This causes a chemical reaction which gives a feline a feeling of euphoria or overwhelming glee.
In other words…
They get a safe high.
It looks like the effect that catnip has on cats is compared to a hallucinogen on humans. Thankfully, the effects don’t last too long.
Some cats have reactions such as growling, drooling, purring, or rolling around on the floor with the catnip like they lost all their senses. Others seem to pay no attention to it at all.
Research shows that only 50% to 75% of cats have a reaction to catnip. It also seems to be in the genes – if a cat who doesn’t react has kittens, it is likely that the kittens won’t react either.
Fun fact: The majority of cats in Australia don’t react to catnip.
Catnip also affects cats besides the housecats – tigers, leopards, lions and other wild cats.
And it repels bugs! Mosquitoes, termites, roaches, and flies hate it. The chemicals are stronger than DEET! Sadly, it loses it’s superpower when applied to the skin. But still, this makes me want to plant catnip all over the place. Arkansas has some serious mosquito problems.

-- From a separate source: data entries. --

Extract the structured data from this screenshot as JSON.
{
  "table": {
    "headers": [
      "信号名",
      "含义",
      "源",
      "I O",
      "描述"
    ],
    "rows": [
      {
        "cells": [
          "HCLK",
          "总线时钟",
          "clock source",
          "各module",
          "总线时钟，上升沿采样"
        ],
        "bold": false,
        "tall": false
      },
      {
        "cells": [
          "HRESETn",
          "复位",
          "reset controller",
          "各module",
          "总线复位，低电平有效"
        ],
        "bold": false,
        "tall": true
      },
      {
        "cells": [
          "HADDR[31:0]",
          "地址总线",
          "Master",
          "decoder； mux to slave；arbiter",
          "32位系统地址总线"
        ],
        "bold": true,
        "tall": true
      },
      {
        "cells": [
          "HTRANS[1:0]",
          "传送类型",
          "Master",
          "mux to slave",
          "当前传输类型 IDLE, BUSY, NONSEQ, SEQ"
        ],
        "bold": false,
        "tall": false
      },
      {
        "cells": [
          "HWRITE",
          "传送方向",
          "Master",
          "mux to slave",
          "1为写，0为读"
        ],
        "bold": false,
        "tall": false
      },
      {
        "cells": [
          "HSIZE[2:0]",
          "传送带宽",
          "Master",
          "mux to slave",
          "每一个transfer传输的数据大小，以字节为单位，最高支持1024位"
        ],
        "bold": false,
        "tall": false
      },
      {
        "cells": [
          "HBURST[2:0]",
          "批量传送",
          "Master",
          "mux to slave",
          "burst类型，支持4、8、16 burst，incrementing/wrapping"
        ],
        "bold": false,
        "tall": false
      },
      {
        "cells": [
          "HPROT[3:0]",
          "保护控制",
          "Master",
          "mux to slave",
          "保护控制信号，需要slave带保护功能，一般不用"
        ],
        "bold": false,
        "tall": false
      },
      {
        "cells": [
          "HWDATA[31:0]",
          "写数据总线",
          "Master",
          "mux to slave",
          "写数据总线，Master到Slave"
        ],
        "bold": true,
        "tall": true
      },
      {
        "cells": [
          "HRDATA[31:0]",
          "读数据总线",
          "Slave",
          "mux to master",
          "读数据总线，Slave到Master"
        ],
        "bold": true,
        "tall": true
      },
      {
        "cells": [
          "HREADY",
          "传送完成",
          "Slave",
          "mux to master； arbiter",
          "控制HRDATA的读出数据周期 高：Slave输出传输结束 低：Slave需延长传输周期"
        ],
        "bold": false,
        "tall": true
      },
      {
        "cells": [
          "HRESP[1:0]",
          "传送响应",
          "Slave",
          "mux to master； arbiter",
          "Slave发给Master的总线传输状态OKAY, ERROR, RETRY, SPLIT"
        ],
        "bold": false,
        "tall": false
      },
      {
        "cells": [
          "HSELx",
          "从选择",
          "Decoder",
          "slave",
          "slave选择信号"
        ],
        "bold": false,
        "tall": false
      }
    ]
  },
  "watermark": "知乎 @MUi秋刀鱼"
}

And as for humans… oddly enough, when ingested as a tea, it can act like a sedative.
If you have followed along with Wonder Wednesdays long, you probably noticed that I usually use stock images for them. However, in this edition of Wonder Wednesday, all the photos are mine. These are all lovely cats I’ve had over the years. Some have passed away, and others I gave away as kittens.
The cats (from the top down) are Scout, Bullet, Rabbit, Sissy (the tabby), Skippy (the black one), Lion, and Tux. ❤